Spanish missionaries settled among the Chacato in 1674 and established the missions or churches of San Nicolas, San Carlos and San Antonio. San Nicolas was located a few miles northwest of Marianna, San Antonio was just north of Campbellton and San Carlos was initially located in what is now Washington County.

In 1675, however, large numbers of Chacato warriors revolted against the Spanish and drove away the missionaries. The Spanish retaliated by launching a military expedition into the region and burning San Nicolas and San Antonio. Most of the inhabitants fled to Alabama.
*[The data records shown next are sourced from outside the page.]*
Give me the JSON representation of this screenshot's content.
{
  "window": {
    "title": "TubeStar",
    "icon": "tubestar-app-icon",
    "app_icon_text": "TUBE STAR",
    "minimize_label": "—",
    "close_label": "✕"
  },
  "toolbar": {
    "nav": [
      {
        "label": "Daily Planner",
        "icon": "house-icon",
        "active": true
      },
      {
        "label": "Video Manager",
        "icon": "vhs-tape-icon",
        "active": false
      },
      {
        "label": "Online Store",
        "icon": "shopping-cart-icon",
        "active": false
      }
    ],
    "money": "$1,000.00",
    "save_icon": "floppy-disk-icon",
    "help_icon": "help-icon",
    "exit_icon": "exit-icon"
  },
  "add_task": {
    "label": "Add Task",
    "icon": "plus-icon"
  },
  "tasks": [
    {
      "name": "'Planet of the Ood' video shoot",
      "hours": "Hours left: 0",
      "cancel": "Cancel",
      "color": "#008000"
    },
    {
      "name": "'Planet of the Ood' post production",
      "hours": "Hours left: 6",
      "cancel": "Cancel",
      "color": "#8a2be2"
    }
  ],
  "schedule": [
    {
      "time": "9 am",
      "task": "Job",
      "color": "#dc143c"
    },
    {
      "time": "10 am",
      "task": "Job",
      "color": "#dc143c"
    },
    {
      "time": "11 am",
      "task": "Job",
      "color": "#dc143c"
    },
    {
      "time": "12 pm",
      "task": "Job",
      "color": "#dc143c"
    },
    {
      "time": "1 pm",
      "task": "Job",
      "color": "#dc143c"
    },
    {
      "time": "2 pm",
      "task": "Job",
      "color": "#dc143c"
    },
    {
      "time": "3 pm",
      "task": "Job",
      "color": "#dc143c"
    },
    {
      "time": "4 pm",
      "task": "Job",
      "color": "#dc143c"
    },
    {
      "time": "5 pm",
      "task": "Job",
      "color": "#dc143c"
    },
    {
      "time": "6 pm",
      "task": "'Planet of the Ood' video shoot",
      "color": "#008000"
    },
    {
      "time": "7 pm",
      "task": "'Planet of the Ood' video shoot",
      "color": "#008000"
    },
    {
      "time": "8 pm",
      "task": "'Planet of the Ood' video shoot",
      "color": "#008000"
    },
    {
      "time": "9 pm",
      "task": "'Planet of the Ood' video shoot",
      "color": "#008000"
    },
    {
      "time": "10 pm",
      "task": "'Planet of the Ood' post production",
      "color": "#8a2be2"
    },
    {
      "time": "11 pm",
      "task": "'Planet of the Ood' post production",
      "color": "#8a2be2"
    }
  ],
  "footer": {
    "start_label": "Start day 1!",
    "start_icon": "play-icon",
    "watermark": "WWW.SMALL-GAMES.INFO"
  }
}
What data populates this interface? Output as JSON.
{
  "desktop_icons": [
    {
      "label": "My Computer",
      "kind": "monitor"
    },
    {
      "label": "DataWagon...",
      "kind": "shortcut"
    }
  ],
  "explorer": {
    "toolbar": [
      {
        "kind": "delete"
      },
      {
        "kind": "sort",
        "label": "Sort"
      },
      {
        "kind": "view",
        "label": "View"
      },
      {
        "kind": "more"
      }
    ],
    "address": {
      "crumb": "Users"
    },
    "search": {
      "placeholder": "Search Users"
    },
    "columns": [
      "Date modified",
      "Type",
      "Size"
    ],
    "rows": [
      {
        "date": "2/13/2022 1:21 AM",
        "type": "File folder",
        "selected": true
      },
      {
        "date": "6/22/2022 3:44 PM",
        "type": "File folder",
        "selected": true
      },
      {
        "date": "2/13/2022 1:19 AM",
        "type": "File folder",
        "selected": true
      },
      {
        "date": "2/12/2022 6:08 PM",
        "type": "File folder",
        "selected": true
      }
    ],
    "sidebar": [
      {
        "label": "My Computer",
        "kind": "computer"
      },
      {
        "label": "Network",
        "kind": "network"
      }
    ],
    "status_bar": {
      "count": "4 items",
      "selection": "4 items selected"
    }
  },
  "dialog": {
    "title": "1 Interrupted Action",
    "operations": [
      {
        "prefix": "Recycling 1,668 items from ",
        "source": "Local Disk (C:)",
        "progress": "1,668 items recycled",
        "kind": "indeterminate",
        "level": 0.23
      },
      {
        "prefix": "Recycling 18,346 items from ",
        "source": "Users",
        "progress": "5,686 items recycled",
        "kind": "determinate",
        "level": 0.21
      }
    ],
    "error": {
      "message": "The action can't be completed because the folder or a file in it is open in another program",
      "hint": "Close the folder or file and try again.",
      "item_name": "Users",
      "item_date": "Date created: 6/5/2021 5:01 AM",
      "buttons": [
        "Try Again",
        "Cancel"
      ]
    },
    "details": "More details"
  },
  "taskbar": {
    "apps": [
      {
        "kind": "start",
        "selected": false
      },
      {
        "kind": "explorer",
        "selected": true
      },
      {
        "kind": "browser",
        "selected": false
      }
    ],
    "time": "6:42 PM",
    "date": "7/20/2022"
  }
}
The war against the Chacato soon expanded to include the Chisca or Yuchi who lived in what is now Walton County. From a fortified village somewhere south of today’s Defuniak Springs, Chisca warriors raided Spanish settlements in eastern Florida.

The Europeans responded in 1677 by launching an expedition that located and destroyed the Chisca stronghold. The soldiers passed through Jackson County and the journal of the expedition’s commander includes the first known written use of the word “Chipola.”
Crossing the Chattahoochee River at a site now covered by Lake Seminole, Captain Juan Fernandez de Florencia and his 197 men marched west into Jackson County during September of 1677. After camping at a pond somewhere north of Grand Ridge, the force marched on to Blue Spring which the captain described as “a spring which is named Calutoble, whence a river runs toward the south.”

After passing Blue Spring, the expedition angled to the northwest across today’s Dogwood Heights area and marched for the natural bridge of the Chipola River at today’s Florida Caverns State Park. As they came down from the hills into the floodplain of the river, Captain Fernandez de Florencia noted that they camped “in a great forest called Chipole; and the next day knelt to pray.”

It was the first documented use of the word “Chipola” and based on the captain’s description, it initially applied to the vast floodplain swamps rather than the river itself. Since the expedition was guided by friendly Chacato warriors and the word is undoubtedly Native American in origin, it is reasonable to conclude that it was from the Chacato language. The exact meaning, however, has been lost to time.

The Chacato completely disappeared from Jackson County by 1706. The anti-Spanish part of the tribe moved to Alabama and was eventually assimilated into the Creek Nation. The pro-Spanish Chacato relocated to Mobile, Alabama, where they lived adjacent to the French settlement there during the early 1700s. They eventually moved on to Louisiana and Texas, where a few of their descendants live to this day.